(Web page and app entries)
--- --- ---

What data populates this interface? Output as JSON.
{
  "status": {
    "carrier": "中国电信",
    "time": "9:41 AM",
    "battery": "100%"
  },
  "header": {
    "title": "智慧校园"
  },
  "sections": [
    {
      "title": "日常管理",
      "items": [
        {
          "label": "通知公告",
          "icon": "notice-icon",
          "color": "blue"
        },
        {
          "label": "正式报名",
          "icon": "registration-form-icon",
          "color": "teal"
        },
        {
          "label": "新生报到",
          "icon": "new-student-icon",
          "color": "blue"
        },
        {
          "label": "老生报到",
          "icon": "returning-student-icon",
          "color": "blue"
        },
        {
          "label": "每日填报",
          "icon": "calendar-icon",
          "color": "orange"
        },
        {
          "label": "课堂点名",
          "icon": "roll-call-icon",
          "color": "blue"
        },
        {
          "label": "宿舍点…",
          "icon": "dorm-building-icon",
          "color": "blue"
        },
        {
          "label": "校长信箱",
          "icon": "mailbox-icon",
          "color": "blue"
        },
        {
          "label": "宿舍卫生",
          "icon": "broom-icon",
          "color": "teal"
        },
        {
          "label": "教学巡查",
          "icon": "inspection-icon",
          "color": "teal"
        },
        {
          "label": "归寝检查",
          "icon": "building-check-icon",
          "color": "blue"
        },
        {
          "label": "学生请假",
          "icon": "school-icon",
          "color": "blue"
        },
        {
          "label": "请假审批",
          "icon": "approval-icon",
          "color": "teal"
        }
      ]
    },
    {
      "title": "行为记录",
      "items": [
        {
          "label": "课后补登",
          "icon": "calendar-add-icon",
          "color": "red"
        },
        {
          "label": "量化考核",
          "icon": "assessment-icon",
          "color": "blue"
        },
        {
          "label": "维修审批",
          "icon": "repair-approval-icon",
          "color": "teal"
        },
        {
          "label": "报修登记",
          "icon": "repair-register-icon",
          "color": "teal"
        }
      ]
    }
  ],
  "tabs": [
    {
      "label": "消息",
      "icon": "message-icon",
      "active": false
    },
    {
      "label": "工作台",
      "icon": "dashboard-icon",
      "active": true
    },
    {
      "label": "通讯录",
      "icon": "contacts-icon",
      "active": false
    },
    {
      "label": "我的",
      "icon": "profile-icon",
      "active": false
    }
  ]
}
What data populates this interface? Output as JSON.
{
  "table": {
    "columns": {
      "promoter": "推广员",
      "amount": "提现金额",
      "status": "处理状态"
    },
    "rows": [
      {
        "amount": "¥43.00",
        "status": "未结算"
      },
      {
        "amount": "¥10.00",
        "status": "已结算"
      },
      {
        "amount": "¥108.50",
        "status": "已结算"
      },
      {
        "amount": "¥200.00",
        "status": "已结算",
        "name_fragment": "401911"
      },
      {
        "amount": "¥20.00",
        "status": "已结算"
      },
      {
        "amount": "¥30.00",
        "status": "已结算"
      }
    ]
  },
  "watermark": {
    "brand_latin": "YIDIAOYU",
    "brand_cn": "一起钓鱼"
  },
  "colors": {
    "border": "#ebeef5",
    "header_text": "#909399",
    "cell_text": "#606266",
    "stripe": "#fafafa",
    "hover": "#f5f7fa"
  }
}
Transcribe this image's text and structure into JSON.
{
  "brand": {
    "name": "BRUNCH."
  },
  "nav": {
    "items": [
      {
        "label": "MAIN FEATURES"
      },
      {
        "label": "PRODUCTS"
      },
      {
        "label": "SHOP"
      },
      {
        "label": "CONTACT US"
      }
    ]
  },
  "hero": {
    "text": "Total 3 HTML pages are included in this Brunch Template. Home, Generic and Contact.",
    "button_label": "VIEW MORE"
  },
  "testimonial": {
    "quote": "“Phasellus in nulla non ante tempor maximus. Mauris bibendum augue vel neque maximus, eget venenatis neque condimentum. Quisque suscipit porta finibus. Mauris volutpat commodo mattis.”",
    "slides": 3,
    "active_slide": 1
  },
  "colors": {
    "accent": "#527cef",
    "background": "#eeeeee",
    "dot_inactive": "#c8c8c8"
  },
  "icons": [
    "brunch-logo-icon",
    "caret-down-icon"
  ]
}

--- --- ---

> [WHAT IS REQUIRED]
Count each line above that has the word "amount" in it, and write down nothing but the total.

> [YOUR SOLUTION]
7